TASK PROMPT >> Only lines with the string "this" are wanted. Pull them out of the data.

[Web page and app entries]
# # # # # # #
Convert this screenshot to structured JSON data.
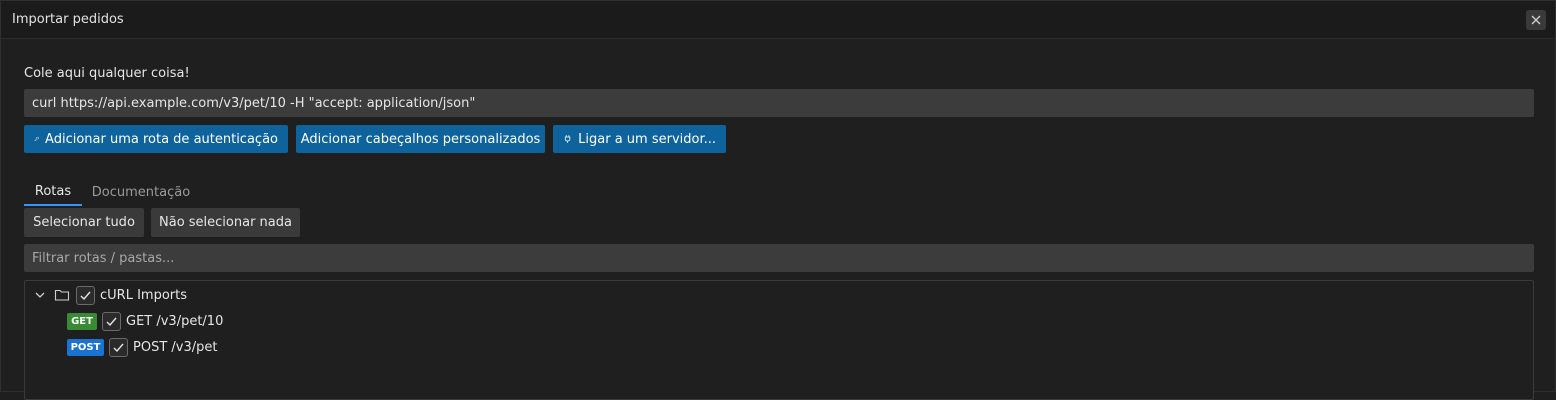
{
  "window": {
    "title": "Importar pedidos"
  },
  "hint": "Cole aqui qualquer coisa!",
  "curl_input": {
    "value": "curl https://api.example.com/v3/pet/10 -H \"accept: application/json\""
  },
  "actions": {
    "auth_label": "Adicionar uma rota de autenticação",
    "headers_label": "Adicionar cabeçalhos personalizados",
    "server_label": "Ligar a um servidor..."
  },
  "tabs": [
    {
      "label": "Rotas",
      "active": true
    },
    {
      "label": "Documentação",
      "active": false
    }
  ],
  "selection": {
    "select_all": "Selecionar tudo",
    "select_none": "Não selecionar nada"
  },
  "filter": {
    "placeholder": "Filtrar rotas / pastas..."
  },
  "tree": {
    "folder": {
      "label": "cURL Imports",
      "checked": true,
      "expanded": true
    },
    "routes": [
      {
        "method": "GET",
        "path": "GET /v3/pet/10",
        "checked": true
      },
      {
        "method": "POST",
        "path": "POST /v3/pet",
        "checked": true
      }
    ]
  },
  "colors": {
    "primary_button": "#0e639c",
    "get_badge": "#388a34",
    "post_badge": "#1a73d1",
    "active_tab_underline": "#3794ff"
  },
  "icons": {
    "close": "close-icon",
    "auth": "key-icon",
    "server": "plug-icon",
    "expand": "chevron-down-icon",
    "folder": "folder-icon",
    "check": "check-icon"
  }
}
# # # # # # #
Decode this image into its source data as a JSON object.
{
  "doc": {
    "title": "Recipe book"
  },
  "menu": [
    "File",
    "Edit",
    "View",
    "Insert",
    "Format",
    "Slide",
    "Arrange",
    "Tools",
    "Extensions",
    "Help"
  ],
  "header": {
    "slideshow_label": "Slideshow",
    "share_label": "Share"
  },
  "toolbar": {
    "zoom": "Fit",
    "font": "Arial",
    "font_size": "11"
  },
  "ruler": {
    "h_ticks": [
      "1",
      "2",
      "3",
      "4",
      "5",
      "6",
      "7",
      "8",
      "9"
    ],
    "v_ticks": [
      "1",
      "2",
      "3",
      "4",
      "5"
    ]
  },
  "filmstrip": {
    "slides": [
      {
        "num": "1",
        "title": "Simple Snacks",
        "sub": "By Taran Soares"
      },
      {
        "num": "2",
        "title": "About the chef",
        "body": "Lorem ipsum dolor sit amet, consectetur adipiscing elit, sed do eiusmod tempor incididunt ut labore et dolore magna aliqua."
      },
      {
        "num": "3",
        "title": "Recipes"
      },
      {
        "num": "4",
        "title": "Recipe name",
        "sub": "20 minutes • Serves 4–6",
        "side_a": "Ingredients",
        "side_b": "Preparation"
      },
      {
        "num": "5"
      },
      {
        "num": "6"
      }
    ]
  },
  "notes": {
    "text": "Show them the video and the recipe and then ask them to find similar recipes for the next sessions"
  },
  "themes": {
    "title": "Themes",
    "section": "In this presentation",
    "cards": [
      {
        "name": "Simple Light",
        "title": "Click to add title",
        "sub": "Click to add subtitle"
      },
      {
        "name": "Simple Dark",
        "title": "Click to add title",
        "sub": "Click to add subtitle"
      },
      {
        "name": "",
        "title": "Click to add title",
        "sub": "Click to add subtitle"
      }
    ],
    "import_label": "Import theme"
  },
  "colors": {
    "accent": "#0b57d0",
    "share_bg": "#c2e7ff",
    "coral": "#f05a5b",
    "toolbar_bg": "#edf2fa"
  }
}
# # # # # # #
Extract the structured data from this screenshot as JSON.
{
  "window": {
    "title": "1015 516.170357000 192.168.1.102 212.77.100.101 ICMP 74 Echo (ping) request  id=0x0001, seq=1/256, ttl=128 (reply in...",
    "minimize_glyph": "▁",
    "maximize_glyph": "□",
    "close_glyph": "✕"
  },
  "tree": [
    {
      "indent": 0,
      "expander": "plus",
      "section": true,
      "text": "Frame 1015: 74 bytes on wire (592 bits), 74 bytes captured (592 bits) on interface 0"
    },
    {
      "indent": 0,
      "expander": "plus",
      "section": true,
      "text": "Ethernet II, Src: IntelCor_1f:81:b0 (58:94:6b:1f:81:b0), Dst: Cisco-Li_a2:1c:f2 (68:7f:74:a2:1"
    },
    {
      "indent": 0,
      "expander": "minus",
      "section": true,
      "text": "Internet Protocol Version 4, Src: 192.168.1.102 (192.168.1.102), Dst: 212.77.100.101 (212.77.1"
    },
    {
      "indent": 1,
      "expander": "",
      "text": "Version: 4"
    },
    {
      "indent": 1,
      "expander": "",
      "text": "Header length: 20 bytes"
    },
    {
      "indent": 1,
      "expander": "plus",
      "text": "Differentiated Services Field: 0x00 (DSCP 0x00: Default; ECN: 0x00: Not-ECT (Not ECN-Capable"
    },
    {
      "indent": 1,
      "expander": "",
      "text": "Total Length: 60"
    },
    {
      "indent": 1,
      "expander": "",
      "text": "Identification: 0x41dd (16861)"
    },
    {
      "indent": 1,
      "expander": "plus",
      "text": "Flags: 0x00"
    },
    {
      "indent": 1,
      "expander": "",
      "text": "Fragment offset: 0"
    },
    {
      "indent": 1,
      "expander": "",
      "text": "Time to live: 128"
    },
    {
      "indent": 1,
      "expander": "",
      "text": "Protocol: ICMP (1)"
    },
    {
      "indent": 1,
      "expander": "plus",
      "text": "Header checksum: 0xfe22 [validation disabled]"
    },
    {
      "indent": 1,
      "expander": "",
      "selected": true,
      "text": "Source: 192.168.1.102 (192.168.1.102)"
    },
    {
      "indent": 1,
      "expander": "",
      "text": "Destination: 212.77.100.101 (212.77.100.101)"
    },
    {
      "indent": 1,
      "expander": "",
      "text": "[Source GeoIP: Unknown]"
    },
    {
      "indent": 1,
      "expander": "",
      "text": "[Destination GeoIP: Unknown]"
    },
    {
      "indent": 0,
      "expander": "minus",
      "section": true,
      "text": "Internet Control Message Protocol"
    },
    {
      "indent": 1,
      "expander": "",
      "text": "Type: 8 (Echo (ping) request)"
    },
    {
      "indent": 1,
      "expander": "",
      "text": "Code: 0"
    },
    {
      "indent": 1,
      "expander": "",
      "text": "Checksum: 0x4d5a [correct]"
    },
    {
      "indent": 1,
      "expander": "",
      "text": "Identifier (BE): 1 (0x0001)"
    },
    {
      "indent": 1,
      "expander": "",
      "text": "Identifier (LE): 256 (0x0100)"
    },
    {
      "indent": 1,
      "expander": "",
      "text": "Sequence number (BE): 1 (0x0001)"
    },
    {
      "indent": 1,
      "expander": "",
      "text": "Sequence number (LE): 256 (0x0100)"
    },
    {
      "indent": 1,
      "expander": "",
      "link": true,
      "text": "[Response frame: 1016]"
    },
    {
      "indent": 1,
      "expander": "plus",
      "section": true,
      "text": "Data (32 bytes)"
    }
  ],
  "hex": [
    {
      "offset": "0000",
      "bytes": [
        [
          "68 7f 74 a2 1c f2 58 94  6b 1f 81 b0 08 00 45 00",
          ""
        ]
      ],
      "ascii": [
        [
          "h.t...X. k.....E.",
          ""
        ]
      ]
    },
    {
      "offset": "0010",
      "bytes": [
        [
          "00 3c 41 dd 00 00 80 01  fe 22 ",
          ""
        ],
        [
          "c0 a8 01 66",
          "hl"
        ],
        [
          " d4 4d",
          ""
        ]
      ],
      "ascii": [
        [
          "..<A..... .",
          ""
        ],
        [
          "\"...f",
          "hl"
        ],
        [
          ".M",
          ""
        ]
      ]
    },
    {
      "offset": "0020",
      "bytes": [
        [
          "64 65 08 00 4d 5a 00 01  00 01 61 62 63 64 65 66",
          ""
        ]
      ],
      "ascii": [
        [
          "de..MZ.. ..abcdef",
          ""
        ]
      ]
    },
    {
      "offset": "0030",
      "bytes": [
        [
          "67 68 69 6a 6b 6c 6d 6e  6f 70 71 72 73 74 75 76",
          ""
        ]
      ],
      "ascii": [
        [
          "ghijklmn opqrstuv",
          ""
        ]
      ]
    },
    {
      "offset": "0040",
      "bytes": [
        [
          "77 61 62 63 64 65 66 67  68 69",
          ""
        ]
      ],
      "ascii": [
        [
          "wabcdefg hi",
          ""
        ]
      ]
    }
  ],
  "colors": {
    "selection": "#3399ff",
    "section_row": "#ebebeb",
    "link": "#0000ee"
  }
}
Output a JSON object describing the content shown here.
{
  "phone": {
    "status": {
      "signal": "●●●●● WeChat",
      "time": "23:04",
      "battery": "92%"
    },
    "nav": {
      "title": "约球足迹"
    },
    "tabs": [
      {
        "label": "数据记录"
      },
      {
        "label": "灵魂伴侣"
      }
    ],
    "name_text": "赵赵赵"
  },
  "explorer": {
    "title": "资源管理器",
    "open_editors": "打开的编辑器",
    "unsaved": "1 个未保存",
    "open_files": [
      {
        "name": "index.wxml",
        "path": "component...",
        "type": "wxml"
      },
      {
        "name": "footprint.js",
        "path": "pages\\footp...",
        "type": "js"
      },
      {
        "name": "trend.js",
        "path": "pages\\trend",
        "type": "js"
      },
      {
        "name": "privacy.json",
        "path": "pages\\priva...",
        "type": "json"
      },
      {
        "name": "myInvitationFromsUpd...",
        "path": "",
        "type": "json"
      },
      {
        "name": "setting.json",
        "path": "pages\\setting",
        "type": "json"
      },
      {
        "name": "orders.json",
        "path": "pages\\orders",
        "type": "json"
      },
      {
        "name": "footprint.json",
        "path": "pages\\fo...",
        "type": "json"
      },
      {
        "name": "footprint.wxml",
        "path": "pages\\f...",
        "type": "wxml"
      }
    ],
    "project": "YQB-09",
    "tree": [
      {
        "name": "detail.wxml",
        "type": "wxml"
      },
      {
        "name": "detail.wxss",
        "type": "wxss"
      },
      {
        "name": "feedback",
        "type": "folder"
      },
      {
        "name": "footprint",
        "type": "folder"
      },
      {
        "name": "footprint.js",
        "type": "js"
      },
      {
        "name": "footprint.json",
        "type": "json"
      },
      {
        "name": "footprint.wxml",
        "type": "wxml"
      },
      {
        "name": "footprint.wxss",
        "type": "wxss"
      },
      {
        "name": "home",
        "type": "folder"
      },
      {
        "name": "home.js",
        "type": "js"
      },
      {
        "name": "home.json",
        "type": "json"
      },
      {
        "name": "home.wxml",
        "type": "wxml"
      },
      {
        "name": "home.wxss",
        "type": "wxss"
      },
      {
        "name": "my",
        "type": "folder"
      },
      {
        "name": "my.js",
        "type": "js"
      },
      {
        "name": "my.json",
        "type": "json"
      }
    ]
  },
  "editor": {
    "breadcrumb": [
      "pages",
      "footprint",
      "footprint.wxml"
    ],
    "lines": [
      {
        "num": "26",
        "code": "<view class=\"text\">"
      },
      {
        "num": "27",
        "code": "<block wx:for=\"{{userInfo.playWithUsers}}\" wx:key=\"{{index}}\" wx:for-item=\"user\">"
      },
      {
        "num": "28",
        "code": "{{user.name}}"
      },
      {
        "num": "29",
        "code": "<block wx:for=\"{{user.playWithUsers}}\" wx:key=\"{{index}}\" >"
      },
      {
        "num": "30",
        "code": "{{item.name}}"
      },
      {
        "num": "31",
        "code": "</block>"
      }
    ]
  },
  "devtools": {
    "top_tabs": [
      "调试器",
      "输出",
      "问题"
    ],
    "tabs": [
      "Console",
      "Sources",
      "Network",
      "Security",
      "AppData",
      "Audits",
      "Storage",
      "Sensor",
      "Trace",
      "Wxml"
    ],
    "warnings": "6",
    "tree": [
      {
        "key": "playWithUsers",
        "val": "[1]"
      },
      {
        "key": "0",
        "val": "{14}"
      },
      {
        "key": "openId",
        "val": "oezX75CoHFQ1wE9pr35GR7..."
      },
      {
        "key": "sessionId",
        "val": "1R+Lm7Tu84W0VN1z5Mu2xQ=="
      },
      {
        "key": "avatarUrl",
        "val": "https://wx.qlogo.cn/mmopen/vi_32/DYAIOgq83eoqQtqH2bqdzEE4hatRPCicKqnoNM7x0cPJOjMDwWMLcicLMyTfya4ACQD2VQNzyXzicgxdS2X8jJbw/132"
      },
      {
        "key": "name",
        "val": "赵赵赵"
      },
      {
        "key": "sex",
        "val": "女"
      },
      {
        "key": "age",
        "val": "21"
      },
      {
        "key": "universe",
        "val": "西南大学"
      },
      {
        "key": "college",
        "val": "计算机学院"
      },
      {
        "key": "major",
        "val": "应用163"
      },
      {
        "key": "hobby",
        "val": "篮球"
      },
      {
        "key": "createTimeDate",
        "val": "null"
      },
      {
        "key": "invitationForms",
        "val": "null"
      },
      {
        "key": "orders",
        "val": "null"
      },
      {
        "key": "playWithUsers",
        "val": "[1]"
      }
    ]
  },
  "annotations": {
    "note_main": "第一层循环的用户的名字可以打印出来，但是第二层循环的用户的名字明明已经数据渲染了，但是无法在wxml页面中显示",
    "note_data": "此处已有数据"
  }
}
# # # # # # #
COMPLETED TASK >>
Convert this screenshot to structured JSON data.
Decode this image into its source data as a JSON object.
    "section": "In this presentation",
Extract the structured data from this screenshot as JSON.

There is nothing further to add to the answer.